Pre-workout supplements are one of the most commonly used supplements by lifters. There actually is some data to back up their use as they have been shown to enhance acute performance as well as enhance training adaptations over time.

One must ask however, which ingredients are actually causing the positive outcomes? Which ingredients aren’t contributing? Which ingredients can be counteracting one another?

In the presently reviewed study, researchers compared the effects of three different experimental treatments (a caffeinated pre-workout supplement, a non-caffeinated pre-workout supplement, or a placebo) on exercise performance. The following table shows a list of ingredients.

24 healthy, college-aged, resistance-trained participants were used in the study. The experimental beverages were ingested 30 minutes prior to the onset of exercise.

Performance outcomes included isometric and isokinetic squat performance, bench press and leg press 1RM, bench press and leg press repetitions to fatigue, and subjective ratings of energy, fatigue, and focus.


  1. Pre-workout supplementation, with or without caffeine, increased maximal isometric squat force, and may have improved early rate of force development (particularly in female participants).
  2. Neither of the pre-workout supplements significantly improved bench press, leg press, or isokinetic squat performance.
  3. The caffeinated pre-workout supplement led to increased ratings of subjective energy, but this was not observed when participants consumed the non-caffeinated pre-workout supplement or the placebo treatment.

Interpretation & Takeaways

The findings of this study were a bit mixed. If you focus on subjective energy outcomes, you might think caffeinated pre-workout is best. If you focus ono the isometric squat outcomes, you could conclude that non-caffeinate pro-workout supplementation is just effective as caffeinated pre-workouts.

Because this was a small-sample performance study, it becomes hard to draw conclusions. Human performance, even in the best of conditions, is not perfectly reproducible from day to day.

What we can say is that the presently reviewed study paints a very underwhelming picture for caffeine’s effects on physical performance (in spite of the overall body of literature painting a more favorable picture).

The isometric squat findings also suggest that pre-workout formulas may have some ergogenic potential independent of their caffeine content, given that both caffeinated and non-caffeinated beverages improved performance of this task. We can assume another ingredient is driving ergogenic effects (most likely the citrulline malate in this supplement)

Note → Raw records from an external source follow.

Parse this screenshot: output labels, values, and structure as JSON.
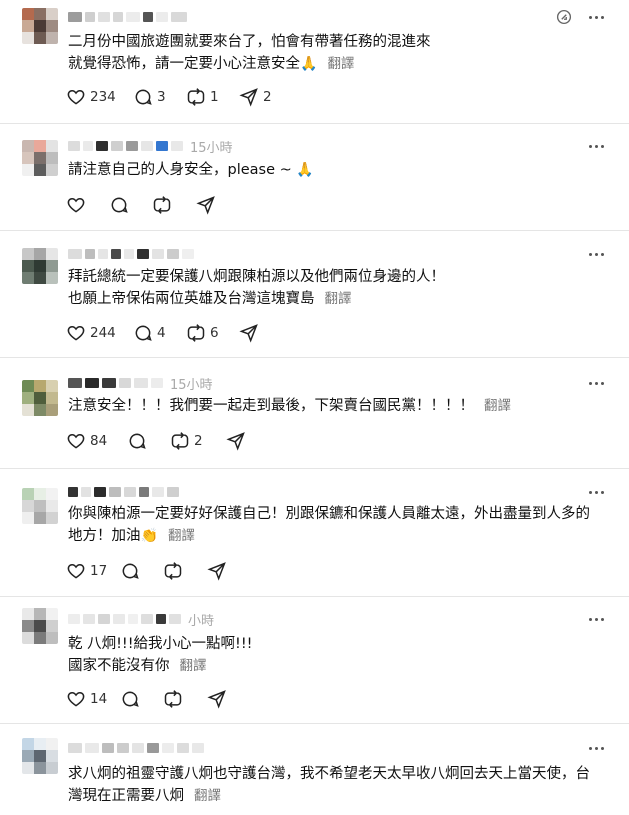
{
  "translate_label": "翻譯",
  "posts": [
    {
      "timestamp": "",
      "lines": [
        "二月份中國旅遊團就要來台了，怕會有帶著任務的混進來",
        "就覺得恐怖，請一定要小心注意安全"
      ],
      "emoji": "🙏",
      "has_translate": true,
      "likes": "234",
      "replies": "3",
      "reposts": "1",
      "shares": "2"
    },
    {
      "timestamp": "15小時",
      "lines": [
        "請注意自己的人身安全，please ~"
      ],
      "emoji": "🙏",
      "has_translate": false,
      "likes": "",
      "replies": "",
      "reposts": "",
      "shares": ""
    },
    {
      "timestamp": "",
      "lines": [
        "拜託總統一定要保護八炯跟陳柏源以及他們兩位身邊的人！",
        "也願上帝保佑兩位英雄及台灣這塊寶島"
      ],
      "emoji": "",
      "has_translate": true,
      "likes": "244",
      "replies": "4",
      "reposts": "6",
      "shares": ""
    },
    {
      "timestamp": "15小時",
      "lines": [
        "注意安全！！！我們要一起走到最後，下架賣台國民黨！！！！"
      ],
      "emoji": "",
      "has_translate": true,
      "likes": "84",
      "replies": "",
      "reposts": "2",
      "shares": ""
    },
    {
      "timestamp": "",
      "lines": [
        "你與陳柏源一定要好好保護自己！別跟保鑣和保護人員離太遠，外出盡量到人多的",
        "地方！加油"
      ],
      "emoji": "👏",
      "has_translate": true,
      "likes": "17",
      "replies": "",
      "reposts": "",
      "shares": ""
    },
    {
      "timestamp": "小時",
      "lines": [
        "乾 八炯!!!給我小心一點啊!!!",
        "國家不能沒有你"
      ],
      "emoji": "",
      "has_translate": true,
      "likes": "14",
      "replies": "",
      "reposts": "",
      "shares": ""
    },
    {
      "timestamp": "",
      "lines": [
        "求八炯的祖靈守護八炯也守護台灣，我不希望老天太早收八炯回去天上當天使，台",
        "灣現在正需要八炯"
      ],
      "emoji": "",
      "has_translate": true,
      "likes": "",
      "replies": "",
      "reposts": "",
      "shares": ""
    }
  ]
}
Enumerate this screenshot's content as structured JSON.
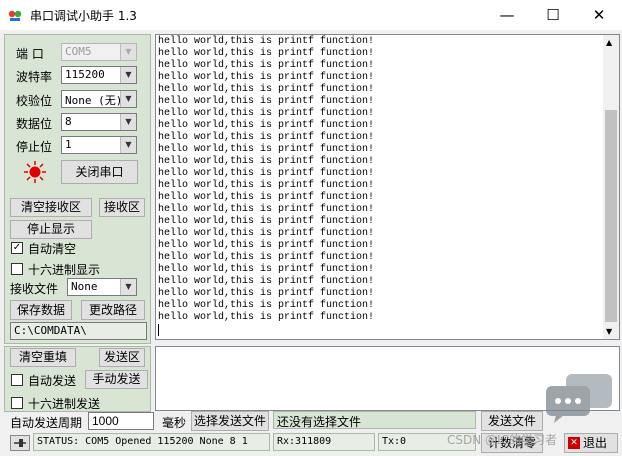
{
  "window": {
    "title": "串口调试小助手 1.3",
    "minimize": "—",
    "maximize": "☐",
    "close": "✕"
  },
  "port_settings": {
    "port_label": "端  口",
    "port_value": "COM5",
    "baud_label": "波特率",
    "baud_value": "115200",
    "parity_label": "校验位",
    "parity_value": "None (无)",
    "data_bits_label": "数据位",
    "data_bits_value": "8",
    "stop_bits_label": "停止位",
    "stop_bits_value": "1",
    "close_port": "关闭串口",
    "indicator_color": "#e00000"
  },
  "receive": {
    "clear": "清空接收区",
    "recv_area": "接收区",
    "stop_display": "停止显示",
    "auto_clear": "自动清空",
    "hex_display": "十六进制显示",
    "recv_file": "接收文件",
    "recv_file_value": "None",
    "save_data": "保存数据",
    "change_path": "更改路径",
    "path": "C:\\COMDATA\\",
    "lines": [
      "hello world,this is printf function!",
      "hello world,this is printf function!",
      "hello world,this is printf function!",
      "hello world,this is printf function!",
      "hello world,this is printf function!",
      "hello world,this is printf function!",
      "hello world,this is printf function!",
      "hello world,this is printf function!",
      "hello world,this is printf function!",
      "hello world,this is printf function!",
      "hello world,this is printf function!",
      "hello world,this is printf function!",
      "hello world,this is printf function!",
      "hello world,this is printf function!",
      "hello world,this is printf function!",
      "hello world,this is printf function!",
      "hello world,this is printf function!",
      "hello world,this is printf function!",
      "hello world,this is printf function!",
      "hello world,this is printf function!",
      "hello world,this is printf function!",
      "hello world,this is printf function!",
      "hello world,this is printf function!",
      "hello world,this is printf function!"
    ]
  },
  "send": {
    "clear_resend": "清空重填",
    "send_area": "发送区",
    "auto_send": "自动发送",
    "manual_send": "手动发送",
    "hex_send": "十六进制发送",
    "period_label": "自动发送周期",
    "period_value": "1000",
    "ms": "毫秒",
    "choose_file": "选择发送文件",
    "no_file": "还没有选择文件",
    "send_file": "发送文件"
  },
  "statusbar": {
    "status": "STATUS: COM5 Opened 115200 None  8 1",
    "rx": "Rx:311809",
    "tx": "Tx:0",
    "clear_count": "计数清零",
    "exit": "退出",
    "watermark": "CSDN @IC的学习者"
  }
}
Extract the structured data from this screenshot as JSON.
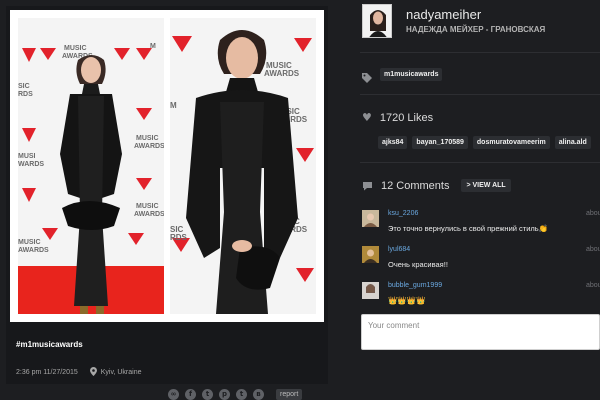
{
  "post": {
    "hashtag": "#m1musicawards",
    "date": "2:36 pm 11/27/2015",
    "location": "Kyiv, Ukraine",
    "report_label": "report",
    "share_icons": [
      "link-icon",
      "facebook-icon",
      "twitter-icon",
      "pinterest-icon",
      "tumblr-icon",
      "vk-icon"
    ],
    "backdrop_text": [
      "MUSIC",
      "AWARDS"
    ]
  },
  "profile": {
    "username": "nadyameiher",
    "full_name": "НАДЕЖДА МЕЙХЕР - ГРАНОВСКАЯ"
  },
  "tags": [
    "m1musicawards"
  ],
  "likes": {
    "label": "1720 Likes",
    "users": [
      "ajks84",
      "bayan_170589",
      "dosmuratovameerim",
      "alina.ald"
    ]
  },
  "comments": {
    "label": "12 Comments",
    "view_all": "> VIEW ALL",
    "items": [
      {
        "user": "ksu_2206",
        "text": "Это точно вернулись в свой прежний стиль👏",
        "time": "abou"
      },
      {
        "user": "lyul684",
        "text": "Очень красивая!!",
        "time": "abou"
      },
      {
        "user": "bubble_gum1999",
        "text": "👑👑👑👑",
        "time": "abou"
      }
    ],
    "input_placeholder": "Your comment"
  },
  "colors": {
    "background": "#1d1e21",
    "accent_red": "#e2222b",
    "username_blue": "#6aa8e0",
    "chip": "#2c2e32"
  }
}
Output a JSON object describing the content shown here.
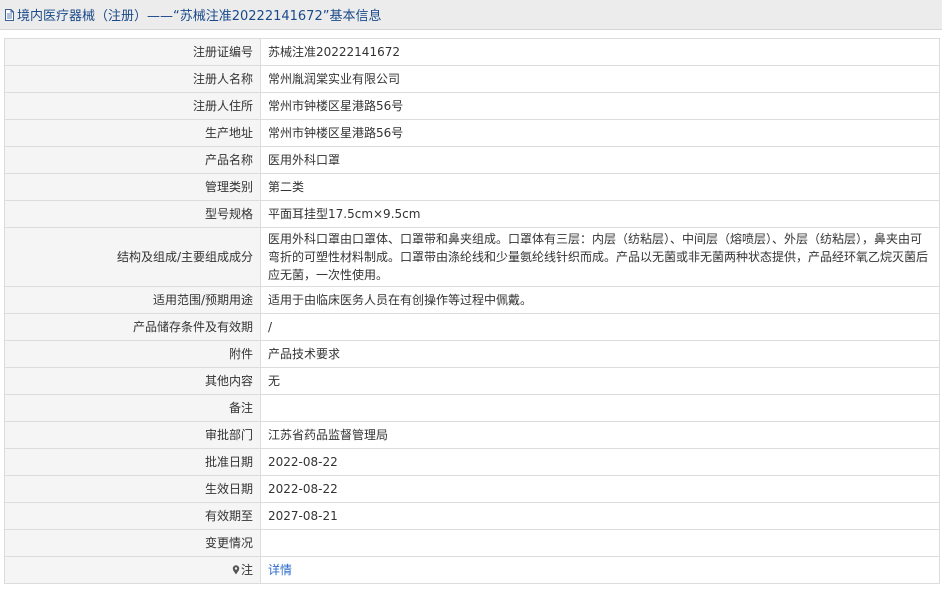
{
  "header": {
    "title": "境内医疗器械（注册）——“苏械注准20222141672”基本信息",
    "icon": "document-icon"
  },
  "rows": [
    {
      "label": "注册证编号",
      "value": "苏械注准20222141672"
    },
    {
      "label": "注册人名称",
      "value": "常州胤润棠实业有限公司"
    },
    {
      "label": "注册人住所",
      "value": "常州市钟楼区星港路56号"
    },
    {
      "label": "生产地址",
      "value": "常州市钟楼区星港路56号"
    },
    {
      "label": "产品名称",
      "value": "医用外科口罩"
    },
    {
      "label": "管理类别",
      "value": "第二类"
    },
    {
      "label": "型号规格",
      "value": "平面耳挂型17.5cm×9.5cm"
    },
    {
      "label": "结构及组成/主要组成成分",
      "value": "医用外科口罩由口罩体、口罩带和鼻夹组成。口罩体有三层：内层（纺粘层）、中间层（熔喷层）、外层（纺粘层），鼻夹由可弯折的可塑性材料制成。口罩带由涤纶线和少量氨纶线针织而成。产品以无菌或非无菌两种状态提供，产品经环氧乙烷灭菌后应无菌，一次性使用。"
    },
    {
      "label": "适用范围/预期用途",
      "value": "适用于由临床医务人员在有创操作等过程中佩戴。"
    },
    {
      "label": "产品储存条件及有效期",
      "value": "/"
    },
    {
      "label": "附件",
      "value": "产品技术要求"
    },
    {
      "label": "其他内容",
      "value": "无"
    },
    {
      "label": "备注",
      "value": ""
    },
    {
      "label": "审批部门",
      "value": "江苏省药品监督管理局"
    },
    {
      "label": "批准日期",
      "value": "2022-08-22"
    },
    {
      "label": "生效日期",
      "value": "2022-08-22"
    },
    {
      "label": "有效期至",
      "value": "2027-08-21"
    },
    {
      "label": "变更情况",
      "value": ""
    }
  ],
  "note": {
    "icon": "map-pin-icon",
    "label": "注",
    "link": "详情"
  },
  "colors": {
    "header_bg": "#ececec",
    "title": "#1a4a8a",
    "label_bg": "#f5f5f5",
    "border": "#dcdcdc",
    "link": "#2a6acb"
  }
}
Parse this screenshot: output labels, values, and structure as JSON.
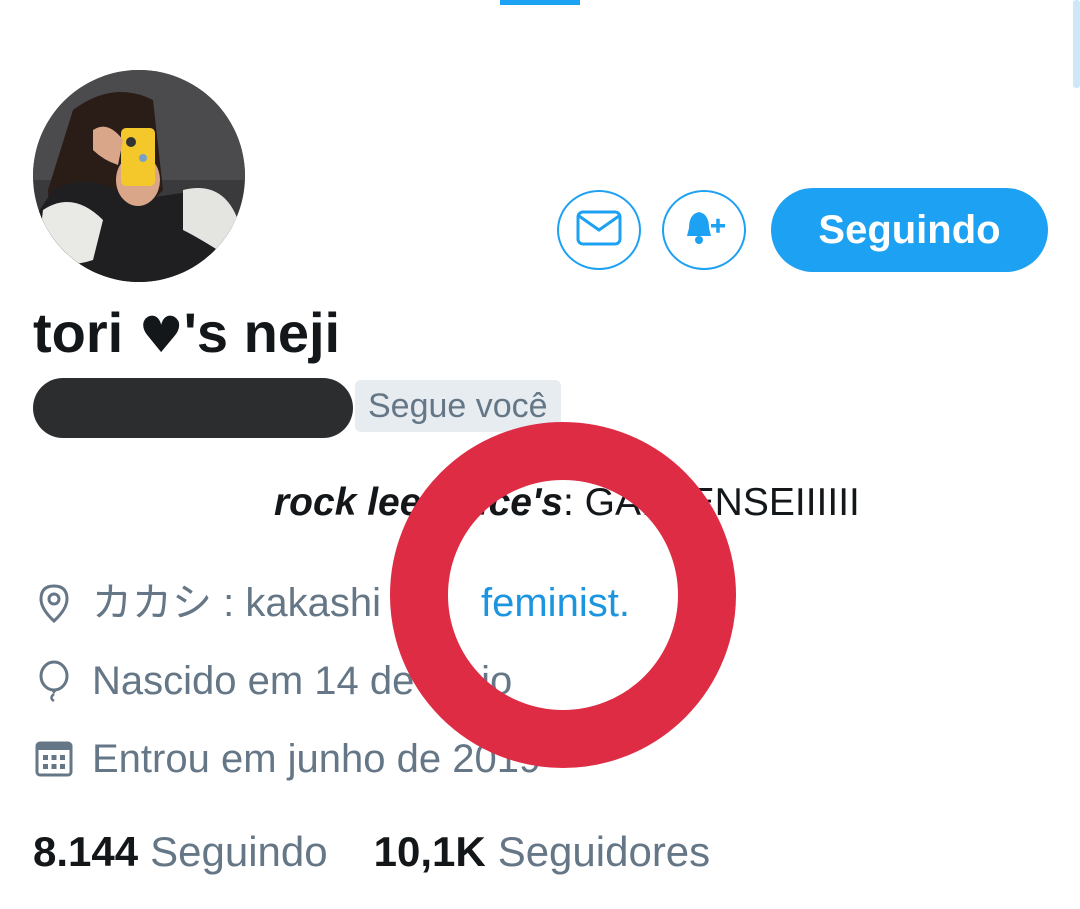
{
  "profile": {
    "display_name": "tori ",
    "display_heart": "♥",
    "display_suffix": "'s neji",
    "follows_you": "Segue você",
    "bio_bold": "rock lee voice's",
    "bio_rest": ": GAI SENSEIIIIII",
    "location": "カカシ : kakashi",
    "location_link": "feminist.",
    "birth": "Nascido em 14 de maio",
    "joined": "Entrou em junho de 2019"
  },
  "actions": {
    "follow_label": "Seguindo"
  },
  "stats": {
    "following_count": "8.144",
    "following_label": "Seguindo",
    "followers_count": "10,1K",
    "followers_label": "Seguidores"
  },
  "icons": {
    "message": "envelope-icon",
    "notify": "bell-plus-icon",
    "location": "location-pin-icon",
    "birth": "balloon-icon",
    "joined": "calendar-icon"
  },
  "colors": {
    "accent": "#1da1f2",
    "link": "#1b95e0",
    "secondary_text": "#657786",
    "annotation_red": "#dd2c44"
  }
}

All-in-all pre-workouts can have a place in one’s supplement cabinet. The efficacy of any particular formula will depend on its ingredients and their dosages.

Caffeine, citrulline, dietary nitrate, creatine, betaine and beta-alanine have all been shown to potentially have some ergogenic potential. Instead of purchasing pre-workouts you could experiment with these substances on your own to find which truly help you and which do not.

Personally, I don’t like taking pre-workouts. I would rather ingest some caffeine only when I need it (coffee generally) and use creatine and citrulline for some assistance in my training.